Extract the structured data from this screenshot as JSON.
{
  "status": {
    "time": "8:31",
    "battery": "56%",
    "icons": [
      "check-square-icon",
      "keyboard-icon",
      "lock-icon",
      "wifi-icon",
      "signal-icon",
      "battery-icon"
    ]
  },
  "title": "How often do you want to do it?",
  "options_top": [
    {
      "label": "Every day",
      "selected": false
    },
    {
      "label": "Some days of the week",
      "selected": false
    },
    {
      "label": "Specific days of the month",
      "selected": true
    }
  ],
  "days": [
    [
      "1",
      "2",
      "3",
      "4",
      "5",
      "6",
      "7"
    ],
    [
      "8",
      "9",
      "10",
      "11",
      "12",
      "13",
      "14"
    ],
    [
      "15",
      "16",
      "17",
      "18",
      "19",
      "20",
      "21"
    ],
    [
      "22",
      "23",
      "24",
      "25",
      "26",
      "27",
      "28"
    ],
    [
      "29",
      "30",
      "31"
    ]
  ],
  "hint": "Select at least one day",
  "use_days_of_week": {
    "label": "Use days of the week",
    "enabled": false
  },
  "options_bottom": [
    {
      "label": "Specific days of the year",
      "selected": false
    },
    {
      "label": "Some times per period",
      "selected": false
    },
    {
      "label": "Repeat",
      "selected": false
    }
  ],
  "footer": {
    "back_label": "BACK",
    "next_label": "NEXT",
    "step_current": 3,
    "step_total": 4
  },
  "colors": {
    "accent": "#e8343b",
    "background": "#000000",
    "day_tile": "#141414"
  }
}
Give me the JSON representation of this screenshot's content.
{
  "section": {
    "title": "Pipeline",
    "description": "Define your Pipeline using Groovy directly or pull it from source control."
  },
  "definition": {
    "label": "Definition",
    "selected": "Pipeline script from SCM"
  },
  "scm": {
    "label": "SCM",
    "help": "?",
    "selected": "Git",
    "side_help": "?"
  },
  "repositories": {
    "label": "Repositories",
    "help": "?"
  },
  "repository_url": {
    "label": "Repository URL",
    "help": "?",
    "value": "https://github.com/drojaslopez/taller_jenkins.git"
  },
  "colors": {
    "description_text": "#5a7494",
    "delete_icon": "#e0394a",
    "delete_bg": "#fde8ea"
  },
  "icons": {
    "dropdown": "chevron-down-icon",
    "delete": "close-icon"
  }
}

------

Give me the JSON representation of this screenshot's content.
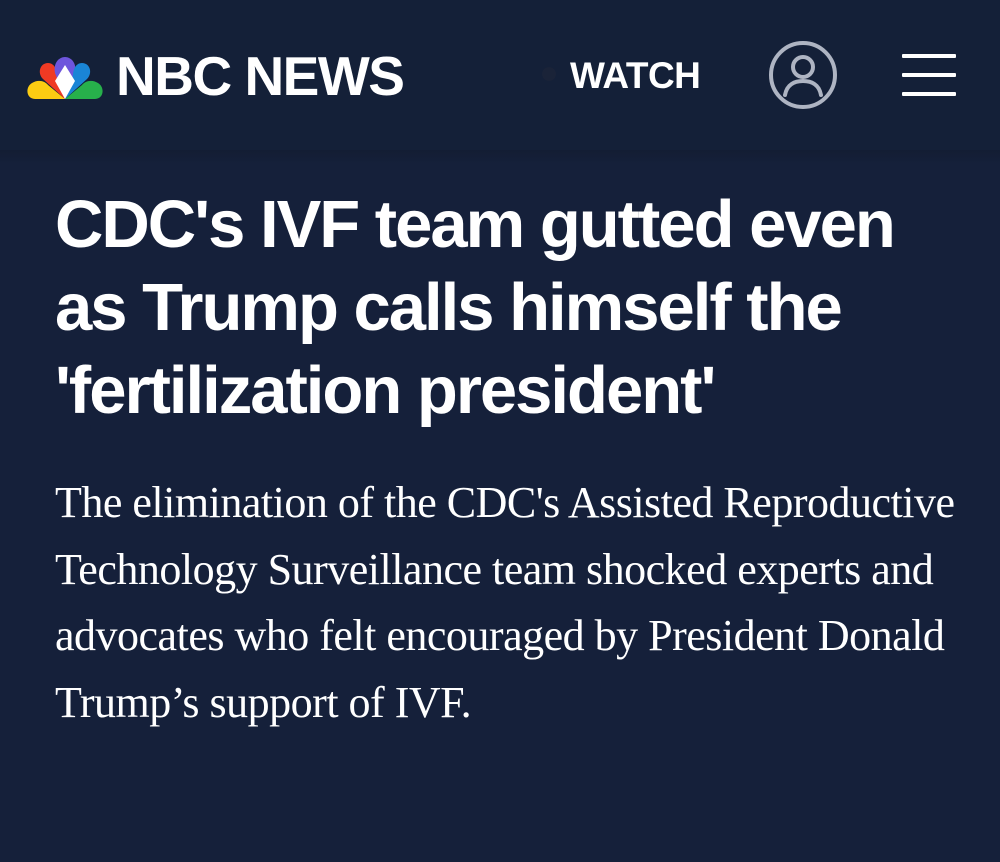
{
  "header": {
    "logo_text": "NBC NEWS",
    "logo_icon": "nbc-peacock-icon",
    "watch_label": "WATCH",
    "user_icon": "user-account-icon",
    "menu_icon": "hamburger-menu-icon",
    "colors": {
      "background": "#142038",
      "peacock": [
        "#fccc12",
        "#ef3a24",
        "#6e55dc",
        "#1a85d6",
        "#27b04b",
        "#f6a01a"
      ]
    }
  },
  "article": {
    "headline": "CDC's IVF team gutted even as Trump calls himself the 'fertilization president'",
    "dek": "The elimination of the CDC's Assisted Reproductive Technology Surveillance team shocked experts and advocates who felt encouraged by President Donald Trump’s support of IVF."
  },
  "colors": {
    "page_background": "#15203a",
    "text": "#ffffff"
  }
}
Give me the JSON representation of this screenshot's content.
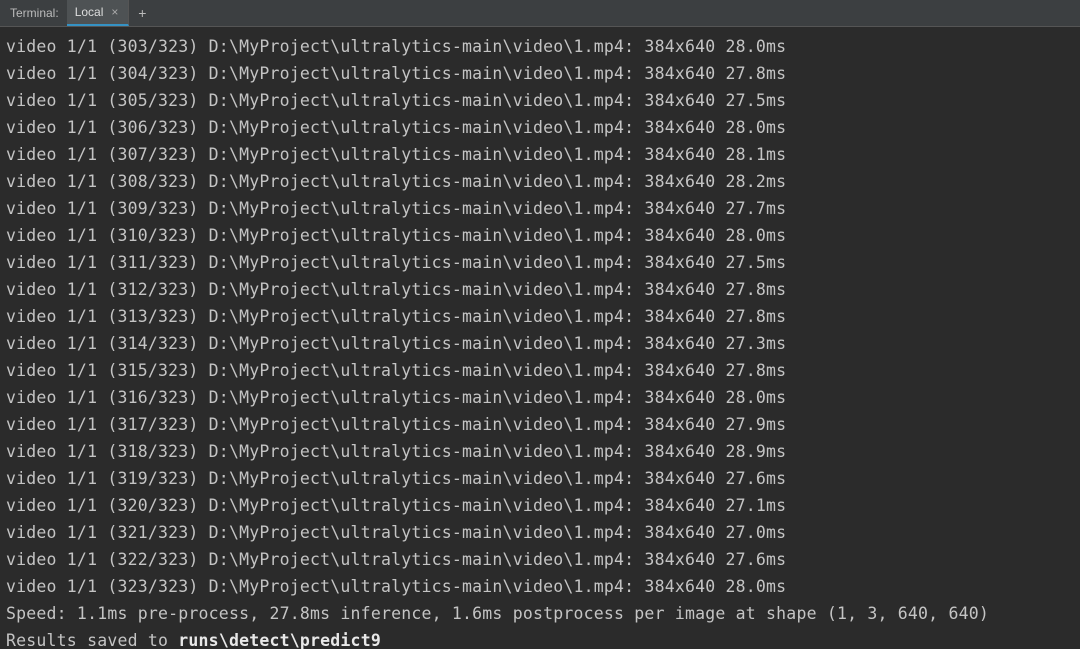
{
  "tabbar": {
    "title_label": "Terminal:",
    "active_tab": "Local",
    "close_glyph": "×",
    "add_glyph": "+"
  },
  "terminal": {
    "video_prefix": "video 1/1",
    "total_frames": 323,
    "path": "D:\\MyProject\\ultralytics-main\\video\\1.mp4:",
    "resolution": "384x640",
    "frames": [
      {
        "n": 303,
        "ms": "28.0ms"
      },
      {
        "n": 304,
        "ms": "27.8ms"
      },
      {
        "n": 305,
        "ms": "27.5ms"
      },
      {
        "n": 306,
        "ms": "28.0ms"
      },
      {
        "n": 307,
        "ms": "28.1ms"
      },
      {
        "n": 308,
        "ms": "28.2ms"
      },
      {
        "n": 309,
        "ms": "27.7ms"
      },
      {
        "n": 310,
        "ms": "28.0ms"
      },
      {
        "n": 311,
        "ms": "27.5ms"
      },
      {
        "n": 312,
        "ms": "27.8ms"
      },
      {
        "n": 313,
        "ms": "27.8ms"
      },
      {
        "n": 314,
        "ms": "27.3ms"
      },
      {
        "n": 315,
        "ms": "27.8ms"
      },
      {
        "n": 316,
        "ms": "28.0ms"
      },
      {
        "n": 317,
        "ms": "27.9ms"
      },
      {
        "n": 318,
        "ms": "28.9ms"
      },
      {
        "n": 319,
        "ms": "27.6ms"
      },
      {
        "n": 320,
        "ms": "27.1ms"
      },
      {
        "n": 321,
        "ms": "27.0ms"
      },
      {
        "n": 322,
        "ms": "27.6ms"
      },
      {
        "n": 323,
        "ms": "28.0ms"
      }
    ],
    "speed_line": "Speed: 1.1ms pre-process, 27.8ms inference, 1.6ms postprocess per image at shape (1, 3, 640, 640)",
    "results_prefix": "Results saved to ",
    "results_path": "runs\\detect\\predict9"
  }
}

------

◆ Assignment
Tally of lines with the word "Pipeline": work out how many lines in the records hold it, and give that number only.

◆ Solution for this problem
3